• Work to complete
Check each line of the data below for the string "JSON", then report how many lines have it and nothing else.

• Input

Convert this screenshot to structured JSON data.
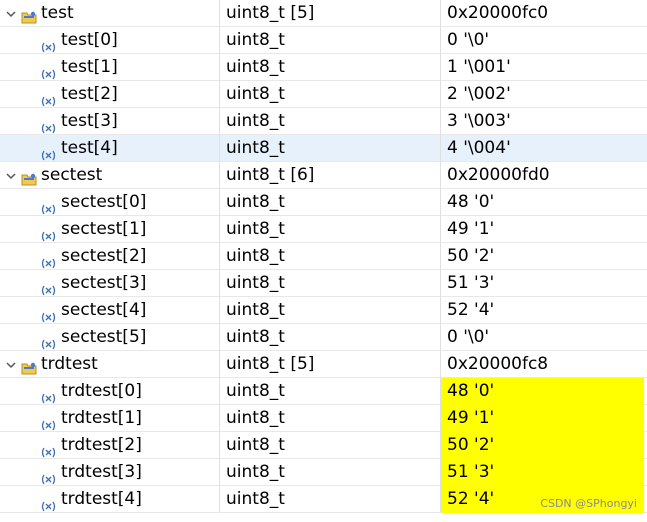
{
  "rows": [
    {
      "kind": "parent",
      "name": "test",
      "type": "uint8_t [5]",
      "value": "0x20000fc0",
      "selected": false,
      "changed": false
    },
    {
      "kind": "child",
      "name": "test[0]",
      "type": "uint8_t",
      "value": "0 '\\0'",
      "selected": false,
      "changed": false
    },
    {
      "kind": "child",
      "name": "test[1]",
      "type": "uint8_t",
      "value": "1 '\\001'",
      "selected": false,
      "changed": false
    },
    {
      "kind": "child",
      "name": "test[2]",
      "type": "uint8_t",
      "value": "2 '\\002'",
      "selected": false,
      "changed": false
    },
    {
      "kind": "child",
      "name": "test[3]",
      "type": "uint8_t",
      "value": "3 '\\003'",
      "selected": false,
      "changed": false
    },
    {
      "kind": "child",
      "name": "test[4]",
      "type": "uint8_t",
      "value": "4 '\\004'",
      "selected": true,
      "changed": false
    },
    {
      "kind": "parent",
      "name": "sectest",
      "type": "uint8_t [6]",
      "value": "0x20000fd0",
      "selected": false,
      "changed": false
    },
    {
      "kind": "child",
      "name": "sectest[0]",
      "type": "uint8_t",
      "value": "48 '0'",
      "selected": false,
      "changed": false
    },
    {
      "kind": "child",
      "name": "sectest[1]",
      "type": "uint8_t",
      "value": "49 '1'",
      "selected": false,
      "changed": false
    },
    {
      "kind": "child",
      "name": "sectest[2]",
      "type": "uint8_t",
      "value": "50 '2'",
      "selected": false,
      "changed": false
    },
    {
      "kind": "child",
      "name": "sectest[3]",
      "type": "uint8_t",
      "value": "51 '3'",
      "selected": false,
      "changed": false
    },
    {
      "kind": "child",
      "name": "sectest[4]",
      "type": "uint8_t",
      "value": "52 '4'",
      "selected": false,
      "changed": false
    },
    {
      "kind": "child",
      "name": "sectest[5]",
      "type": "uint8_t",
      "value": "0 '\\0'",
      "selected": false,
      "changed": false
    },
    {
      "kind": "parent",
      "name": "trdtest",
      "type": "uint8_t [5]",
      "value": "0x20000fc8",
      "selected": false,
      "changed": false
    },
    {
      "kind": "child",
      "name": "trdtest[0]",
      "type": "uint8_t",
      "value": "48 '0'",
      "selected": false,
      "changed": true
    },
    {
      "kind": "child",
      "name": "trdtest[1]",
      "type": "uint8_t",
      "value": "49 '1'",
      "selected": false,
      "changed": true
    },
    {
      "kind": "child",
      "name": "trdtest[2]",
      "type": "uint8_t",
      "value": "50 '2'",
      "selected": false,
      "changed": true
    },
    {
      "kind": "child",
      "name": "trdtest[3]",
      "type": "uint8_t",
      "value": "51 '3'",
      "selected": false,
      "changed": true
    },
    {
      "kind": "child",
      "name": "trdtest[4]",
      "type": "uint8_t",
      "value": "52 '4'",
      "selected": false,
      "changed": true
    }
  ],
  "icons": {
    "parent": "array-variable-icon",
    "child": "variable-icon",
    "expand": "chevron-down-icon"
  },
  "watermark": "CSDN @SPhongyi",
  "colors": {
    "changed_value": "#ffff00",
    "selected_row": "#e7f1fb"
  }
}
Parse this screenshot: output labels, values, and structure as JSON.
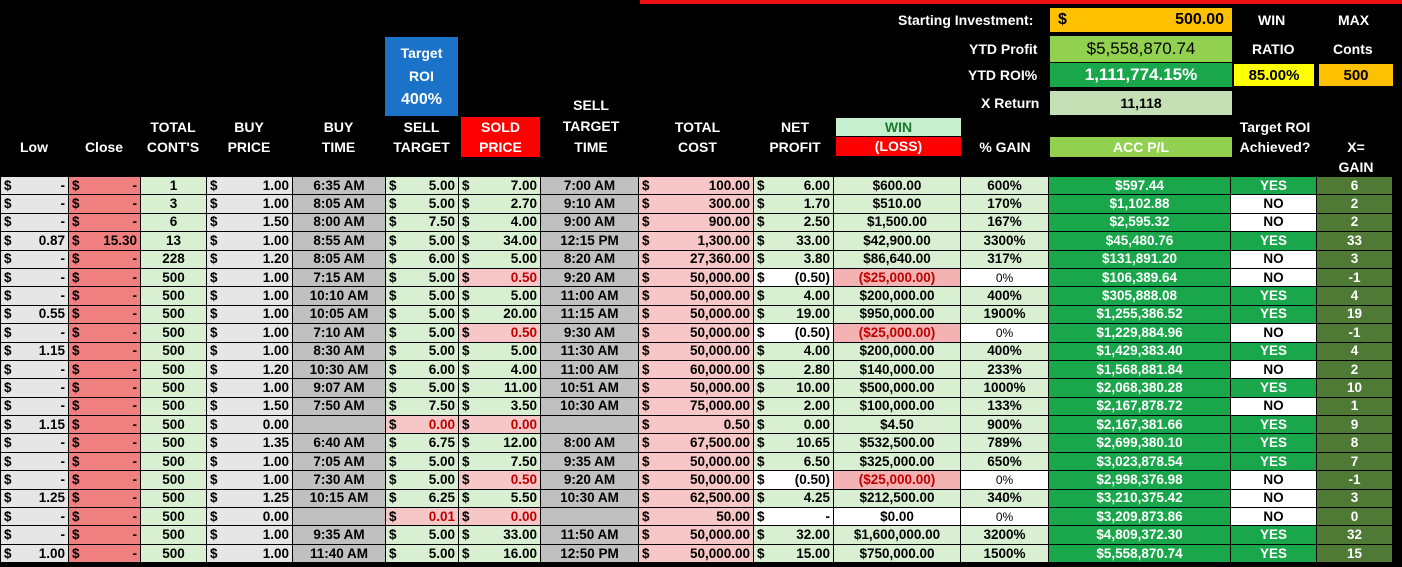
{
  "summary": {
    "starting_investment_label": "Starting Investment:",
    "starting_investment_currency": "$",
    "starting_investment_value": "500.00",
    "ytd_profit_label": "YTD Profit",
    "ytd_profit_value": "$5,558,870.74",
    "ytd_roi_label": "YTD ROI%",
    "ytd_roi_value": "1,111,774.15%",
    "x_return_label": "X Return",
    "x_return_value": "11,118",
    "win_label": "WIN",
    "ratio_label": "RATIO",
    "win_ratio_value": "85.00%",
    "max_label": "MAX",
    "conts_label": "Conts",
    "max_conts_value": "500"
  },
  "target_roi": {
    "line1": "Target",
    "line2": "ROI",
    "value": "400%"
  },
  "headers": {
    "low": "Low",
    "close": "Close",
    "total_conts_1": "TOTAL",
    "total_conts_2": "CONT'S",
    "buy_price_1": "BUY",
    "buy_price_2": "PRICE",
    "buy_time_1": "BUY",
    "buy_time_2": "TIME",
    "sell_target_1": "SELL",
    "sell_target_2": "TARGET",
    "sold_price_1": "SOLD",
    "sold_price_2": "PRICE",
    "sell_target_time_1": "SELL",
    "sell_target_time_2": "TARGET",
    "sell_target_time_3": "TIME",
    "total_cost_1": "TOTAL",
    "total_cost_2": "COST",
    "net_profit_1": "NET",
    "net_profit_2": "PROFIT",
    "win_1": "WIN",
    "win_2": "(LOSS)",
    "pct_gain": "% GAIN",
    "acc_pl": "ACC P/L",
    "target_achieved_1": "Target ROI",
    "target_achieved_2": "Achieved?",
    "xgain_1": "X=",
    "xgain_2": "GAIN"
  },
  "rows": [
    {
      "low": "-",
      "close": "-",
      "conts": "1",
      "buy": "1.00",
      "btime": "6:35 AM",
      "sell": "5.00",
      "sold": "7.00",
      "stime": "7:00 AM",
      "cost": "100.00",
      "net": "6.00",
      "win": "$600.00",
      "pct": "600%",
      "acc": "$597.44",
      "ach": "YES",
      "x": "6",
      "loss": false
    },
    {
      "low": "-",
      "close": "-",
      "conts": "3",
      "buy": "1.00",
      "btime": "8:05 AM",
      "sell": "5.00",
      "sold": "2.70",
      "stime": "9:10 AM",
      "cost": "300.00",
      "net": "1.70",
      "win": "$510.00",
      "pct": "170%",
      "acc": "$1,102.88",
      "ach": "NO",
      "x": "2",
      "loss": false
    },
    {
      "low": "-",
      "close": "-",
      "conts": "6",
      "buy": "1.50",
      "btime": "8:00 AM",
      "sell": "7.50",
      "sold": "4.00",
      "stime": "9:00 AM",
      "cost": "900.00",
      "net": "2.50",
      "win": "$1,500.00",
      "pct": "167%",
      "acc": "$2,595.32",
      "ach": "NO",
      "x": "2",
      "loss": false
    },
    {
      "low": "0.87",
      "close": "15.30",
      "conts": "13",
      "buy": "1.00",
      "btime": "8:55 AM",
      "sell": "5.00",
      "sold": "34.00",
      "stime": "12:15 PM",
      "cost": "1,300.00",
      "net": "33.00",
      "win": "$42,900.00",
      "pct": "3300%",
      "acc": "$45,480.76",
      "ach": "YES",
      "x": "33",
      "loss": false
    },
    {
      "low": "-",
      "close": "-",
      "conts": "228",
      "buy": "1.20",
      "btime": "8:05 AM",
      "sell": "6.00",
      "sold": "5.00",
      "stime": "8:20 AM",
      "cost": "27,360.00",
      "net": "3.80",
      "win": "$86,640.00",
      "pct": "317%",
      "acc": "$131,891.20",
      "ach": "NO",
      "x": "3",
      "loss": false
    },
    {
      "low": "-",
      "close": "-",
      "conts": "500",
      "buy": "1.00",
      "btime": "7:15 AM",
      "sell": "5.00",
      "sold": "0.50",
      "stime": "9:20 AM",
      "cost": "50,000.00",
      "net": "(0.50)",
      "win": "($25,000.00)",
      "pct": "0%",
      "acc": "$106,389.64",
      "ach": "NO",
      "x": "-1",
      "loss": true
    },
    {
      "low": "-",
      "close": "-",
      "conts": "500",
      "buy": "1.00",
      "btime": "10:10 AM",
      "sell": "5.00",
      "sold": "5.00",
      "stime": "11:00 AM",
      "cost": "50,000.00",
      "net": "4.00",
      "win": "$200,000.00",
      "pct": "400%",
      "acc": "$305,888.08",
      "ach": "YES",
      "x": "4",
      "loss": false
    },
    {
      "low": "0.55",
      "close": "-",
      "conts": "500",
      "buy": "1.00",
      "btime": "10:05 AM",
      "sell": "5.00",
      "sold": "20.00",
      "stime": "11:15 AM",
      "cost": "50,000.00",
      "net": "19.00",
      "win": "$950,000.00",
      "pct": "1900%",
      "acc": "$1,255,386.52",
      "ach": "YES",
      "x": "19",
      "loss": false
    },
    {
      "low": "-",
      "close": "-",
      "conts": "500",
      "buy": "1.00",
      "btime": "7:10 AM",
      "sell": "5.00",
      "sold": "0.50",
      "stime": "9:30 AM",
      "cost": "50,000.00",
      "net": "(0.50)",
      "win": "($25,000.00)",
      "pct": "0%",
      "acc": "$1,229,884.96",
      "ach": "NO",
      "x": "-1",
      "loss": true
    },
    {
      "low": "1.15",
      "close": "-",
      "conts": "500",
      "buy": "1.00",
      "btime": "8:30 AM",
      "sell": "5.00",
      "sold": "5.00",
      "stime": "11:30 AM",
      "cost": "50,000.00",
      "net": "4.00",
      "win": "$200,000.00",
      "pct": "400%",
      "acc": "$1,429,383.40",
      "ach": "YES",
      "x": "4",
      "loss": false
    },
    {
      "low": "-",
      "close": "-",
      "conts": "500",
      "buy": "1.20",
      "btime": "10:30 AM",
      "sell": "6.00",
      "sold": "4.00",
      "stime": "11:00 AM",
      "cost": "60,000.00",
      "net": "2.80",
      "win": "$140,000.00",
      "pct": "233%",
      "acc": "$1,568,881.84",
      "ach": "NO",
      "x": "2",
      "loss": false
    },
    {
      "low": "-",
      "close": "-",
      "conts": "500",
      "buy": "1.00",
      "btime": "9:07 AM",
      "sell": "5.00",
      "sold": "11.00",
      "stime": "10:51 AM",
      "cost": "50,000.00",
      "net": "10.00",
      "win": "$500,000.00",
      "pct": "1000%",
      "acc": "$2,068,380.28",
      "ach": "YES",
      "x": "10",
      "loss": false
    },
    {
      "low": "-",
      "close": "-",
      "conts": "500",
      "buy": "1.50",
      "btime": "7:50 AM",
      "sell": "7.50",
      "sold": "3.50",
      "stime": "10:30 AM",
      "cost": "75,000.00",
      "net": "2.00",
      "win": "$100,000.00",
      "pct": "133%",
      "acc": "$2,167,878.72",
      "ach": "NO",
      "x": "1",
      "loss": false
    },
    {
      "low": "1.15",
      "close": "-",
      "conts": "500",
      "buy": "0.00",
      "btime": "",
      "sell": "0.00",
      "sold": "0.00",
      "stime": "",
      "cost": "0.50",
      "net": "0.00",
      "win": "$4.50",
      "pct": "900%",
      "acc": "$2,167,381.66",
      "ach": "YES",
      "x": "9",
      "loss": false,
      "sellred": true
    },
    {
      "low": "-",
      "close": "-",
      "conts": "500",
      "buy": "1.35",
      "btime": "6:40 AM",
      "sell": "6.75",
      "sold": "12.00",
      "stime": "8:00 AM",
      "cost": "67,500.00",
      "net": "10.65",
      "win": "$532,500.00",
      "pct": "789%",
      "acc": "$2,699,380.10",
      "ach": "YES",
      "x": "8",
      "loss": false
    },
    {
      "low": "-",
      "close": "-",
      "conts": "500",
      "buy": "1.00",
      "btime": "7:05 AM",
      "sell": "5.00",
      "sold": "7.50",
      "stime": "9:35 AM",
      "cost": "50,000.00",
      "net": "6.50",
      "win": "$325,000.00",
      "pct": "650%",
      "acc": "$3,023,878.54",
      "ach": "YES",
      "x": "7",
      "loss": false
    },
    {
      "low": "-",
      "close": "-",
      "conts": "500",
      "buy": "1.00",
      "btime": "7:30 AM",
      "sell": "5.00",
      "sold": "0.50",
      "stime": "9:20 AM",
      "cost": "50,000.00",
      "net": "(0.50)",
      "win": "($25,000.00)",
      "pct": "0%",
      "acc": "$2,998,376.98",
      "ach": "NO",
      "x": "-1",
      "loss": true
    },
    {
      "low": "1.25",
      "close": "-",
      "conts": "500",
      "buy": "1.25",
      "btime": "10:15 AM",
      "sell": "6.25",
      "sold": "5.50",
      "stime": "10:30 AM",
      "cost": "62,500.00",
      "net": "4.25",
      "win": "$212,500.00",
      "pct": "340%",
      "acc": "$3,210,375.42",
      "ach": "NO",
      "x": "3",
      "loss": false
    },
    {
      "low": "-",
      "close": "-",
      "conts": "500",
      "buy": "0.00",
      "btime": "",
      "sell": "0.01",
      "sold": "0.00",
      "stime": "",
      "cost": "50.00",
      "net": "-",
      "win": "$0.00",
      "pct": "0%",
      "acc": "$3,209,873.86",
      "ach": "NO",
      "x": "0",
      "loss": false,
      "zero": true,
      "sellred": true
    },
    {
      "low": "-",
      "close": "-",
      "conts": "500",
      "buy": "1.00",
      "btime": "9:35 AM",
      "sell": "5.00",
      "sold": "33.00",
      "stime": "11:50 AM",
      "cost": "50,000.00",
      "net": "32.00",
      "win": "$1,600,000.00",
      "pct": "3200%",
      "acc": "$4,809,372.30",
      "ach": "YES",
      "x": "32",
      "loss": false
    },
    {
      "low": "1.00",
      "close": "-",
      "conts": "500",
      "buy": "1.00",
      "btime": "11:40 AM",
      "sell": "5.00",
      "sold": "16.00",
      "stime": "12:50 PM",
      "cost": "50,000.00",
      "net": "15.00",
      "win": "$750,000.00",
      "pct": "1500%",
      "acc": "$5,558,870.74",
      "ach": "YES",
      "x": "15",
      "loss": false
    }
  ],
  "currency_symbol": "$",
  "colors": {
    "green_dark": "#1aa64b",
    "olive": "#4f7a35",
    "light_green": "#d8efd2",
    "pink": "#f4b3b3",
    "salmon": "#f08080",
    "gold": "#ffc000",
    "yellow": "#ffff00",
    "blue": "#1a73c9",
    "red": "#ff0000"
  }
}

• Exercise response
2